[[ AVAILABLE RECORDS open ]]

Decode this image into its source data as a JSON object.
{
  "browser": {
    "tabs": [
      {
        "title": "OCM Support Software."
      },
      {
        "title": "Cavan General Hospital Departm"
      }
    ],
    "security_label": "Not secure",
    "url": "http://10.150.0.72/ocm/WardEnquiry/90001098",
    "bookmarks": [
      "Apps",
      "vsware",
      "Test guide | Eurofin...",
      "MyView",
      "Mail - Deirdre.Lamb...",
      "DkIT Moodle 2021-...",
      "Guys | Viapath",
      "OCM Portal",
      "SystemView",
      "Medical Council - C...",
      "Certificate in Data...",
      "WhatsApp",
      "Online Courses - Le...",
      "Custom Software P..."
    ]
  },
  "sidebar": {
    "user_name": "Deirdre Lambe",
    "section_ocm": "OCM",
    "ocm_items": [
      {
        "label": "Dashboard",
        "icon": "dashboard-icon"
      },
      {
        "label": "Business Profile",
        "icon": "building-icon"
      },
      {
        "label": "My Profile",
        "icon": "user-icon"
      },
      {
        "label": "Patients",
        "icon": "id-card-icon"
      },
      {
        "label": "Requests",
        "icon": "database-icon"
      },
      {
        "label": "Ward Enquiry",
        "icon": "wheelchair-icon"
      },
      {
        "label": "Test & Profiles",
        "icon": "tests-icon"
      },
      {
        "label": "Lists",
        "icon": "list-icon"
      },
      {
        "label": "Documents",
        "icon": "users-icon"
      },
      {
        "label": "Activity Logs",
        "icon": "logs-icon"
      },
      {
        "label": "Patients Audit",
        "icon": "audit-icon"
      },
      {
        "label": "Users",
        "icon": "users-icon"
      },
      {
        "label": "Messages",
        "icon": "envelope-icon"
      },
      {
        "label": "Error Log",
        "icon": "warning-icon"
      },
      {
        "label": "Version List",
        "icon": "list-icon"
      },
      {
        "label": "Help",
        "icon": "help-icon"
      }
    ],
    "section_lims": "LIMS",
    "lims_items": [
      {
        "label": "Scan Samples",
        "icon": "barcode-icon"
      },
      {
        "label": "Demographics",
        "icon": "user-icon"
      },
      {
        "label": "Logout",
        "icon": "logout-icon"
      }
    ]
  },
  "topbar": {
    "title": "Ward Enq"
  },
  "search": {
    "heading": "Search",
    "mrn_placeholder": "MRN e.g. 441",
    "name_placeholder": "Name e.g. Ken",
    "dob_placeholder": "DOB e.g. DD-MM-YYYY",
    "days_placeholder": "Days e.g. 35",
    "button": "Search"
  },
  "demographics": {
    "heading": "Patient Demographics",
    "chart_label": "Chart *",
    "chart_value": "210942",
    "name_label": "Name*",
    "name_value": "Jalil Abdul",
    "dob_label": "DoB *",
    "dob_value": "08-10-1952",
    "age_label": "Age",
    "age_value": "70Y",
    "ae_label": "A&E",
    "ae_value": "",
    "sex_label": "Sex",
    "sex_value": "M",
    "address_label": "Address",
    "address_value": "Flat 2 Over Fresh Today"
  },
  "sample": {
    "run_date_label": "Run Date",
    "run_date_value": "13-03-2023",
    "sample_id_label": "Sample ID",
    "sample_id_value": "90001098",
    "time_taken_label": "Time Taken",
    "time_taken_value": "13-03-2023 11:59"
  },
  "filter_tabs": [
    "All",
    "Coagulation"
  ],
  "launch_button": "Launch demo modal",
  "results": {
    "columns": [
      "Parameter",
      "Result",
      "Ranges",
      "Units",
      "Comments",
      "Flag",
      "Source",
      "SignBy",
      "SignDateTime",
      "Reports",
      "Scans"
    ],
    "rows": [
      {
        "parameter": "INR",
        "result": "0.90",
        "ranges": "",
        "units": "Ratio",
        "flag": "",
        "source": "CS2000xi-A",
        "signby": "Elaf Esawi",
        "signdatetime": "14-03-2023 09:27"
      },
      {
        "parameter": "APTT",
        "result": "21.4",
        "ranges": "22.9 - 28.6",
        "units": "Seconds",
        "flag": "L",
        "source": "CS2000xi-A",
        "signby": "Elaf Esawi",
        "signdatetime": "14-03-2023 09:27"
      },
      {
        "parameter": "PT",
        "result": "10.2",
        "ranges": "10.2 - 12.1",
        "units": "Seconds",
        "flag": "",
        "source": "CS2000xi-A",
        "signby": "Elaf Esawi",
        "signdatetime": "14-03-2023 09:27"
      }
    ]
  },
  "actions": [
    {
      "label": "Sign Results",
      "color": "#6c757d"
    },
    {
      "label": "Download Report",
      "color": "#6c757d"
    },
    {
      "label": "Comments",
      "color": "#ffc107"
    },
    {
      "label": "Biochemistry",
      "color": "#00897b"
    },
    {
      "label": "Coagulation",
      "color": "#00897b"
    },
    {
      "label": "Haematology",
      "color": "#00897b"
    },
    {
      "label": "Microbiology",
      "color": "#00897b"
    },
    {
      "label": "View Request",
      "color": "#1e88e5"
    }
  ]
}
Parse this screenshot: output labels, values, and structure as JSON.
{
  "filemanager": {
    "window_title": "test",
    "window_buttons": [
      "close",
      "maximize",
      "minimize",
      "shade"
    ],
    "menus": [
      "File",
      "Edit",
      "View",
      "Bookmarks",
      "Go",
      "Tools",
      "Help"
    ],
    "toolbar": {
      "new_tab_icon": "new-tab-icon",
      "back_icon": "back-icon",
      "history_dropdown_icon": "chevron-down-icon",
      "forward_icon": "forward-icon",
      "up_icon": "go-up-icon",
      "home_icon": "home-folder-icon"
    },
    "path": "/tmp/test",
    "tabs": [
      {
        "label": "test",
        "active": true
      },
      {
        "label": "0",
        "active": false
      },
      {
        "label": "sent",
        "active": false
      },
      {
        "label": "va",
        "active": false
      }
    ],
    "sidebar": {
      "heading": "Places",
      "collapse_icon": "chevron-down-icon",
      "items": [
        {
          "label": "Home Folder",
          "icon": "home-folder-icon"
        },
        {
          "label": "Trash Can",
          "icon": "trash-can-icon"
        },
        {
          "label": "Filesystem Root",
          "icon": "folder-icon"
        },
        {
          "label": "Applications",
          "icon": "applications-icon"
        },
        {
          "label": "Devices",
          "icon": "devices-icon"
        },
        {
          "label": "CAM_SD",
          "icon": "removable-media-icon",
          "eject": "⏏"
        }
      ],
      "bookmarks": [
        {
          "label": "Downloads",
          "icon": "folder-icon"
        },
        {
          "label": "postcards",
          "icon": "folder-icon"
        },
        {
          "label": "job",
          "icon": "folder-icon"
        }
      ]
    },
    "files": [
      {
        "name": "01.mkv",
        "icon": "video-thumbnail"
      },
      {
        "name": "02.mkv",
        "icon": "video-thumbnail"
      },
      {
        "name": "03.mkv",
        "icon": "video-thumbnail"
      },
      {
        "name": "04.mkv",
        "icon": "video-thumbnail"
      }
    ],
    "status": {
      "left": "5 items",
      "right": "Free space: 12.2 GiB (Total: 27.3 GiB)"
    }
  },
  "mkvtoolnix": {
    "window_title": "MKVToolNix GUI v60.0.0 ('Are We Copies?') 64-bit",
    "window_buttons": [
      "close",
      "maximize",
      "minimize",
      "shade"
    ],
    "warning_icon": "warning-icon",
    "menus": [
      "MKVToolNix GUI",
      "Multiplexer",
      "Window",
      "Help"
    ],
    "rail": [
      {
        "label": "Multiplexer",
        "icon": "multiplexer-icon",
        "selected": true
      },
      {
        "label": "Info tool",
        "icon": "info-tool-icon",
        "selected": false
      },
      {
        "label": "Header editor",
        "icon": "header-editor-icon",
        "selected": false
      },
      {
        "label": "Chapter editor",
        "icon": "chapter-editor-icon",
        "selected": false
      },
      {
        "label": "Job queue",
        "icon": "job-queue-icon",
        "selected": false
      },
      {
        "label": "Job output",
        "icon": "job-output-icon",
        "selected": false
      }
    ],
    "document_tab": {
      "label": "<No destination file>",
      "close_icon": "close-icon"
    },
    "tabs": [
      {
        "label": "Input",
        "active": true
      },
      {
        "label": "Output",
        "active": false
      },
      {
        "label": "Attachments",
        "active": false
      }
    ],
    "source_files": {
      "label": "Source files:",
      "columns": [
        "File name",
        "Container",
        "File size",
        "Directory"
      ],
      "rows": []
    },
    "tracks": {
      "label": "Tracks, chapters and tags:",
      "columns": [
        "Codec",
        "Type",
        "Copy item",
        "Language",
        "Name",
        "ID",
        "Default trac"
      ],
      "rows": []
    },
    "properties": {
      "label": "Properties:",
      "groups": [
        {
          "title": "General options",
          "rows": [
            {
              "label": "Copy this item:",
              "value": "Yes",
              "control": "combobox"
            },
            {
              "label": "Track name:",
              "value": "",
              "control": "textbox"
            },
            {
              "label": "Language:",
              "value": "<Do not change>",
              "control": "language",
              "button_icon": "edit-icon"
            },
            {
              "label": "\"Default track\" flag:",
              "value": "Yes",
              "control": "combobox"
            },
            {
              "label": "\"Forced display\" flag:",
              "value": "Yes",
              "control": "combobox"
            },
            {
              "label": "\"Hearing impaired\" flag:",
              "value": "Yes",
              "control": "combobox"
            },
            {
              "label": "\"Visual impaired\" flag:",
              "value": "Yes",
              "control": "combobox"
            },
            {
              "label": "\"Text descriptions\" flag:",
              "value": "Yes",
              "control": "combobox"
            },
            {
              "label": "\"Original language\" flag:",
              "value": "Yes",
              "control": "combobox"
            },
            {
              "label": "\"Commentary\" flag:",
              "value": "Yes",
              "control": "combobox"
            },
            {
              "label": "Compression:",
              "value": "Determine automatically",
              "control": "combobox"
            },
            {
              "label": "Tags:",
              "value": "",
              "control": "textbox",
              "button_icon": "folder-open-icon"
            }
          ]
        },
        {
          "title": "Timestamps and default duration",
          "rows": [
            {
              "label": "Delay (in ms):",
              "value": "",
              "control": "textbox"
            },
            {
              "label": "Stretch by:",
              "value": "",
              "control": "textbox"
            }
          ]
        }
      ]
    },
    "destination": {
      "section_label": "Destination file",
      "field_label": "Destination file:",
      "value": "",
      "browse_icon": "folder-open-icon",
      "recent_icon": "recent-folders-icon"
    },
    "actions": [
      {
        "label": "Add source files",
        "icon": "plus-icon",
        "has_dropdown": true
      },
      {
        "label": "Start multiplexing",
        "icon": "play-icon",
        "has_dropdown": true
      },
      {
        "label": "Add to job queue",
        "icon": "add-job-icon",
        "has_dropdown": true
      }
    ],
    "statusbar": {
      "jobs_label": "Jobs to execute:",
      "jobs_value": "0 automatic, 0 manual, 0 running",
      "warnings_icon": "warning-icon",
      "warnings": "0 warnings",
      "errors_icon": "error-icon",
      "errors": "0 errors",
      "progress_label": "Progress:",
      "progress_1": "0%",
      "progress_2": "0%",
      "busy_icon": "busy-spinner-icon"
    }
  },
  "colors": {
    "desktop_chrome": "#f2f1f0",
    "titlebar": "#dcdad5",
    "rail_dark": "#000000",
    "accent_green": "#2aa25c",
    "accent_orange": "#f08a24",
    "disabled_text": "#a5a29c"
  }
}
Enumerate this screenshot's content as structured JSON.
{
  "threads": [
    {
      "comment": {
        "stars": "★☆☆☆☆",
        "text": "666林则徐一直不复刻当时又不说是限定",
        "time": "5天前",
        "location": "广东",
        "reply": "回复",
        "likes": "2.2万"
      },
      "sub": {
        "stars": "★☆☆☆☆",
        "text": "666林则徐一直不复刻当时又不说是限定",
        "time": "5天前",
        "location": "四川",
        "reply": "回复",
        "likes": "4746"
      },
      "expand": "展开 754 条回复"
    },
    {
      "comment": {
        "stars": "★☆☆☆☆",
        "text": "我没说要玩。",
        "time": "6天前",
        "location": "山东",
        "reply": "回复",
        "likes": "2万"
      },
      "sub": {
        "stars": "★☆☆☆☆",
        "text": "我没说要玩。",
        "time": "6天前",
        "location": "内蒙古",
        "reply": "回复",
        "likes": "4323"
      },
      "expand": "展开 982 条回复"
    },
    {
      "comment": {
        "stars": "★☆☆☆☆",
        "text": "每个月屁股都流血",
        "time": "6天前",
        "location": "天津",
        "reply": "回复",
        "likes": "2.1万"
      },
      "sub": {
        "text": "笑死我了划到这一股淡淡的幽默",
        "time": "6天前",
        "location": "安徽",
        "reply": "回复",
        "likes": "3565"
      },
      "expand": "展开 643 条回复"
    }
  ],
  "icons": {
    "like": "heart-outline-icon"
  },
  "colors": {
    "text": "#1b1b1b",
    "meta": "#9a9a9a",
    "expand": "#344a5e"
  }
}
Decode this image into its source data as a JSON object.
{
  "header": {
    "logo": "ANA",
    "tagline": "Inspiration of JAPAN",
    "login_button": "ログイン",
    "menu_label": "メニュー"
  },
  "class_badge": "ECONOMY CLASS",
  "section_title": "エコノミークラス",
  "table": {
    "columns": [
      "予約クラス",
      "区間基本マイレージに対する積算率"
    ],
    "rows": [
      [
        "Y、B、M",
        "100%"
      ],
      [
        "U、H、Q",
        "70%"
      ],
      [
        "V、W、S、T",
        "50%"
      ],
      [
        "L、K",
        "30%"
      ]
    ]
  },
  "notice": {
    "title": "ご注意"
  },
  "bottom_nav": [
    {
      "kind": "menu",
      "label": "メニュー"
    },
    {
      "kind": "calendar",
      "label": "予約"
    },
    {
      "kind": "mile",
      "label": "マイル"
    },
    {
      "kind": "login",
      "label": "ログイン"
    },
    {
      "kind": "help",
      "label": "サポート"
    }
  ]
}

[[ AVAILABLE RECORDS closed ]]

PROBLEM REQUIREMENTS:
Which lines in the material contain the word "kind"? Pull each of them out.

YOUR SOLUTION:
      "kind": "menu",
      "kind": "calendar",
      "kind": "mile",
      "kind": "login",
      "kind": "help",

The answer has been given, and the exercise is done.